By Matthew Anderson
Jeeps have been a workhorse since 1941. They have been transformed and used for numerous jobs throughout war as well as civilian life. This story is toward the civilian side, but before I go any further, thank you to all of the men and women who have and continue to fight to keep our country safe. This all began by responding to the need of Jeeps at a special once a year event. The year before, only three Jeeps were needed, however, this year it increased to ten since the event has continued to grow in popularity.

The event is called the Dirty Kanza 200, which is a bike race through the Flint Hills of Kansas. Green flowing hills with thousands of bike riders fighting to reach not only the podium, but just to finish the race itself.

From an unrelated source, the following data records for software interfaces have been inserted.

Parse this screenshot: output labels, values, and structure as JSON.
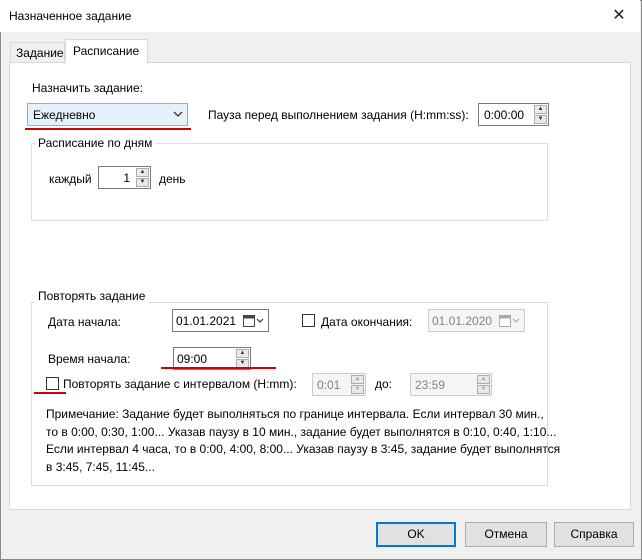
{
  "window": {
    "title": "Назначенное задание",
    "close_glyph": "✕"
  },
  "tabs": [
    {
      "label": "Задание"
    },
    {
      "label": "Расписание"
    }
  ],
  "schedule": {
    "assign_label": "Назначить задание:",
    "assign_value": "Ежедневно",
    "pause_label": "Пауза перед выполнением задания (H:mm:ss):",
    "pause_value": "0:00:00"
  },
  "daily": {
    "group_label": "Расписание по дням",
    "every_label": "каждый",
    "every_value": "1",
    "unit_label": "день"
  },
  "repeat": {
    "group_label": "Повторять задание",
    "start_date_label": "Дата начала:",
    "start_date_value": "01.01.2021",
    "end_date_label": "Дата окончания:",
    "end_date_value": "01.01.2020",
    "start_time_label": "Время начала:",
    "start_time_value": "09:00",
    "interval_label": "Повторять задание с интервалом (H:mm):",
    "interval_value": "0:01",
    "to_label": "до:",
    "to_value": "23:59",
    "note_lines": [
      "Примечание: Задание будет выполняться по границе интервала. Если интервал 30 мин.,",
      "то в 0:00, 0:30, 1:00... Указав паузу в 10 мин., задание будет выполнятся в 0:10, 0:40, 1:10...",
      "Если интервал 4 часа, то в 0:00, 4:00, 8:00... Указав паузу в 3:45, задание будет выполнятся",
      "в 3:45, 7:45, 11:45..."
    ]
  },
  "buttons": {
    "ok": "OK",
    "cancel": "Отмена",
    "help": "Справка"
  },
  "colors": {
    "accent_underline": "#d20000",
    "default_button_border": "#0078d7"
  },
  "icons": [
    "close-icon",
    "chevron-down-icon",
    "calendar-icon",
    "spin-up-icon",
    "spin-down-icon"
  ]
}
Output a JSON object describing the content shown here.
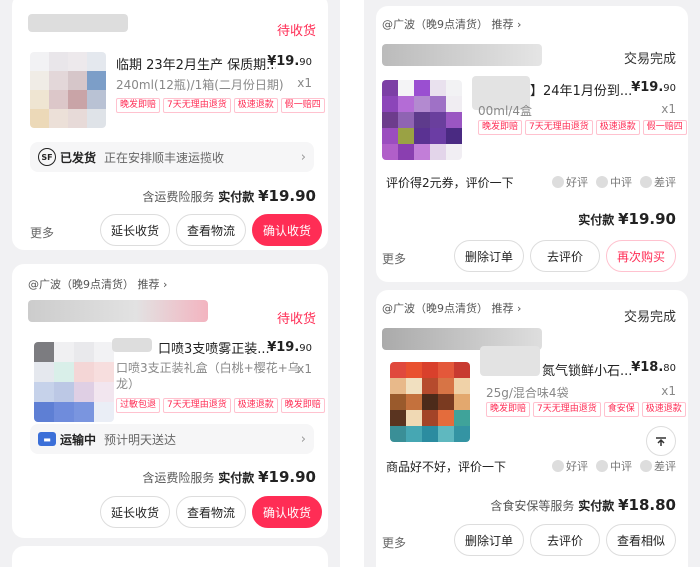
{
  "colors": {
    "accent": "#ff2d55",
    "background": "#f1f1f3"
  },
  "left_orders": [
    {
      "status": "待收货",
      "product_title": "临期 23年2月生产  保质期...",
      "price": "¥19.",
      "price_cents": "90",
      "spec": "240ml(12瓶)/1箱(二月份日期)",
      "qty": "x1",
      "tags": [
        "晚发即赔",
        "7天无理由退货",
        "极速退款",
        "假一赔四"
      ],
      "banner": {
        "icon": "SF",
        "status": "已发货",
        "text": "正在安排顺丰速运揽收",
        "chevron": "›"
      },
      "pay_prefix": "含运费险服务",
      "pay_label": "实付款",
      "pay_amount": "¥19.90",
      "more": "更多",
      "buttons": [
        "延长收货",
        "查看物流",
        "确认收货"
      ]
    },
    {
      "shop": "@广波（晚9点清货） 推荐 ›",
      "status": "待收货",
      "product_title": "口喷3支喷雾正装...",
      "price": "¥19.",
      "price_cents": "90",
      "spec": "口喷3支正装礼盒（白桃+樱花+乌龙）",
      "qty": "x1",
      "tags": [
        "过敏包退",
        "7天无理由退货",
        "极速退款",
        "晚发即赔"
      ],
      "banner": {
        "icon": "truck",
        "status": "运输中",
        "text": "预计明天送达",
        "chevron": "›"
      },
      "pay_prefix": "含运费险服务",
      "pay_label": "实付款",
      "pay_amount": "¥19.90",
      "buttons": [
        "延长收货",
        "查看物流",
        "确认收货"
      ]
    }
  ],
  "right_orders": [
    {
      "shop": "@广波（晚9点清货） 推荐 ›",
      "status": "交易完成",
      "product_title": "】24年1月份到...",
      "price": "¥19.",
      "price_cents": "90",
      "spec": "00ml/4盒",
      "qty": "x1",
      "tags": [
        "晚发即赔",
        "7天无理由退货",
        "极速退款",
        "假一赔四"
      ],
      "review_prompt": "评价得2元券，评价一下",
      "ratings": [
        "好评",
        "中评",
        "差评"
      ],
      "pay_label": "实付款",
      "pay_amount": "¥19.90",
      "more": "更多",
      "buttons": [
        "删除订单",
        "去评价",
        "再次购买"
      ]
    },
    {
      "shop": "@广波（晚9点清货） 推荐 ›",
      "status": "交易完成",
      "product_title": "氮气锁鲜小石...",
      "price": "¥18.",
      "price_cents": "80",
      "spec": "25g/混合味4袋",
      "qty": "x1",
      "tags": [
        "晚发即赔",
        "7天无理由退货",
        "食安保",
        "极速退款"
      ],
      "review_prompt": "商品好不好，评价一下",
      "ratings": [
        "好评",
        "中评",
        "差评"
      ],
      "pay_prefix": "含食安保等服务",
      "pay_label": "实付款",
      "pay_amount": "¥18.80",
      "more": "更多",
      "buttons": [
        "删除订单",
        "去评价",
        "查看相似"
      ]
    }
  ],
  "scroll_top_icon": "scroll-to-top-icon"
}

This is not a race for the faint of heart and if you sign-up to be a 'media taxi', you're in for an experience that is hard to describe. The media taxis consisted of all Jeeps with different configurations from the top on, top off, no doors, and some doors. Each taxi played a different role and had different requirements as some of the passengers wanted to capture video and photos from on top of the Jeeps while others had the need to shoot out of the back hatch for that up close and personal touch.

I was responsible for an all international team from Belgium and I was not sure if they would make it in time. For them, it all started with a flight from Belgium to Kansas that turned into a 48 hour affair for the riders as well as the film crew. Their first 60 miles of the 200 mile race produced 3 flat tires for their rider named Sven Nys. After changing tires at a checkpoint, things improved, but now the problem was not the bike but Sven's himself. We waited and waited at one of the checkpoints for him wondering, another flat? About to pack up and backtrack to find him, we see Sven riding slowly and grimacing in pain from a stomach issue. As he arrived to us, he dismounted from his bike, asked for water and grabbed his hamstring and complained of stomach pains. Sven was out of the race, he couldnt go on, but he spent the rest of his day cheering and talking with other riders and fans, staying until the end to congratulate others competitors at the finish line.

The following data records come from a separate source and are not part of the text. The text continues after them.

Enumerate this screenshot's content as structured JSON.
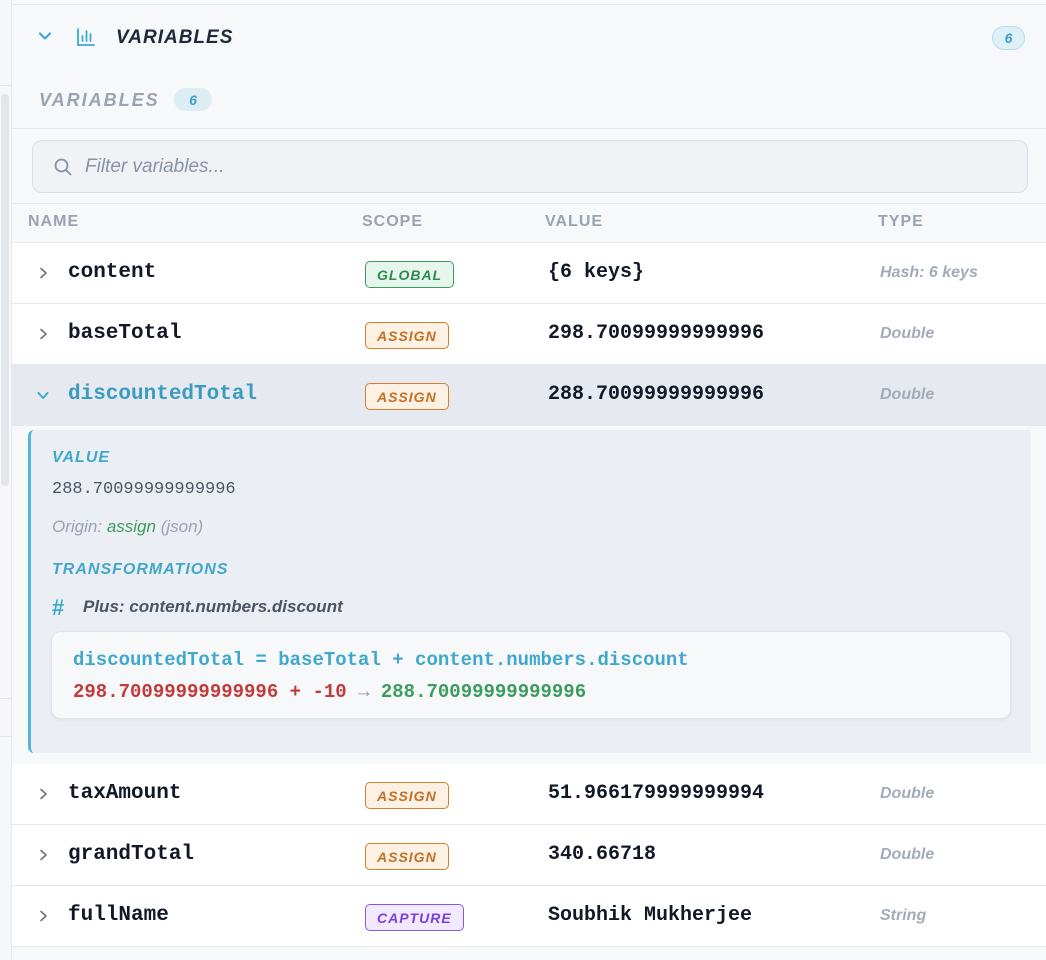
{
  "header": {
    "title": "VARIABLES",
    "count": "6",
    "icon": "bar-chart-icon"
  },
  "section": {
    "label": "VARIABLES",
    "count": "6"
  },
  "filter": {
    "placeholder": "Filter variables...",
    "value": ""
  },
  "columns": [
    "NAME",
    "SCOPE",
    "VALUE",
    "TYPE"
  ],
  "rows": [
    {
      "name": "content",
      "scope": "GLOBAL",
      "value": "{6 keys}",
      "type": "Hash: 6 keys"
    },
    {
      "name": "baseTotal",
      "scope": "ASSIGN",
      "value": "298.70099999999996",
      "type": "Double"
    },
    {
      "name": "discountedTotal",
      "scope": "ASSIGN",
      "value": "288.70099999999996",
      "type": "Double"
    },
    {
      "name": "taxAmount",
      "scope": "ASSIGN",
      "value": "51.966179999999994",
      "type": "Double"
    },
    {
      "name": "grandTotal",
      "scope": "ASSIGN",
      "value": "340.66718",
      "type": "Double"
    },
    {
      "name": "fullName",
      "scope": "CAPTURE",
      "value": "Soubhik Mukherjee",
      "type": "String"
    }
  ],
  "detail": {
    "value_label": "VALUE",
    "value": "288.70099999999996",
    "origin_prefix": "Origin:",
    "origin_kind": "assign",
    "origin_source": "(json)",
    "transformations_label": "TRANSFORMATIONS",
    "transform_title": "Plus: content.numbers.discount",
    "formula": "discountedTotal = baseTotal + content.numbers.discount",
    "eval_left": "298.70099999999996 + -10",
    "eval_arrow": "→",
    "eval_result": "288.70099999999996"
  },
  "colors": {
    "accent": "#3fa8cc",
    "global": "#2f8a51",
    "assign": "#c46f22",
    "capture": "#7b3fe0",
    "error_red": "#c23b3b"
  }
}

Since I was responsible for the film crew I wanted to ensure they got as much footage as possible. So we left Sven and rushed across the terrain to other checkpoints so that we could get footage of the soon to be winners of the race. It was an amazing experience and having been teamed up with an all international team, I thought it would be tough to do, but it turned out to be an adrenaline filled day with ups and downs just like the race itself. I can see why the DIRTY KANZA 200 continues to grow each year. I hope to see Sven get the opportunity with his busy schedule to come visit Kansas again and tackle the Dirty Kanza once again.

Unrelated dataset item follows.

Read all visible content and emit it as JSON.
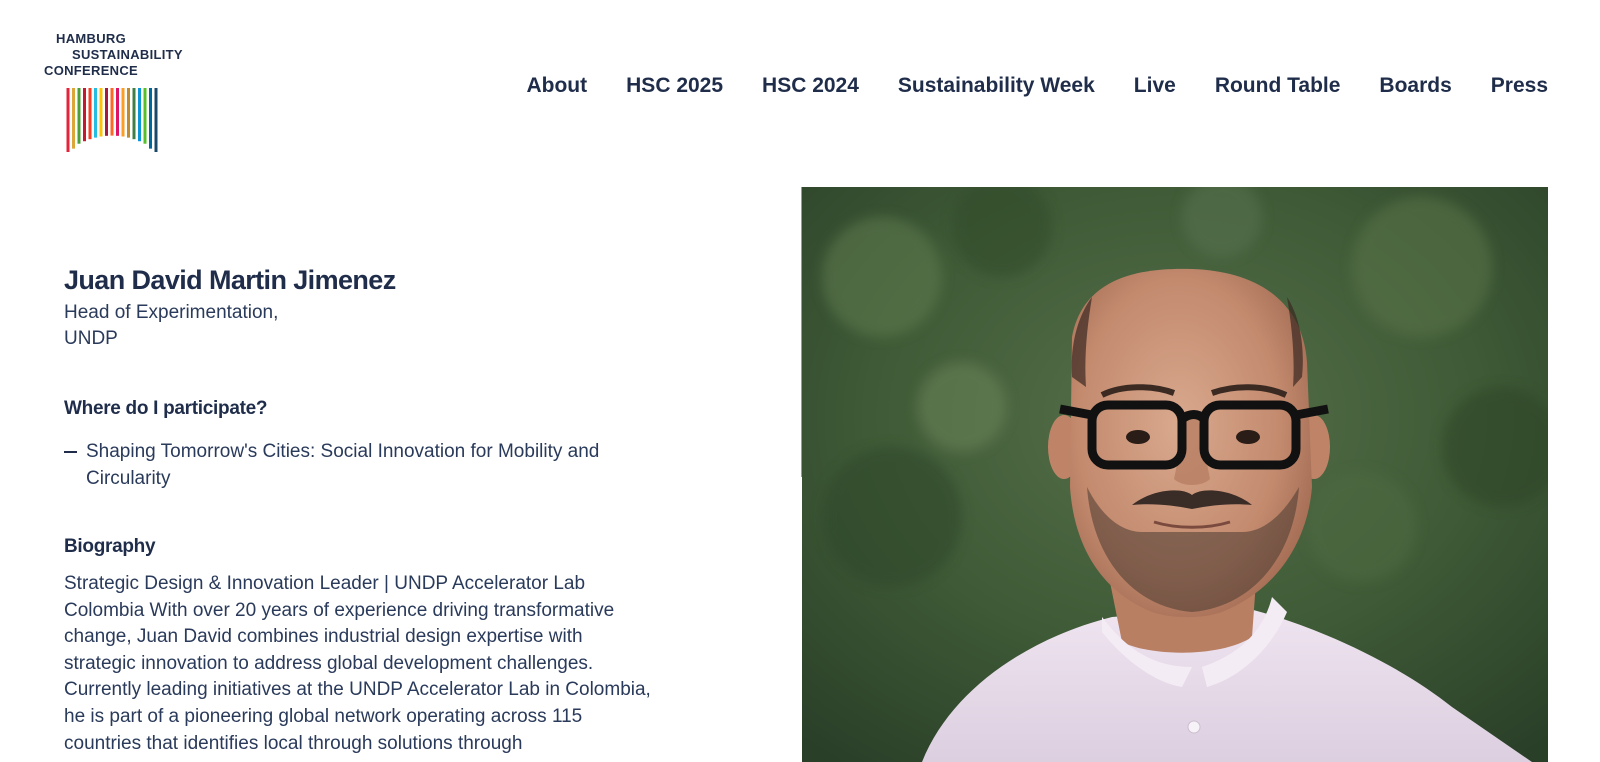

The race coverage would not have been possible with the following clubs being represented at this years event. Thank you to the ten Jeeps from area clubs, which included Flint Hills Jeep Club, Fort Riley Jeep Club, KC Overlanders, Christian Off-Road Association of Kansas City, and Midwest Krawlers.

Want to know who Sven Nys is?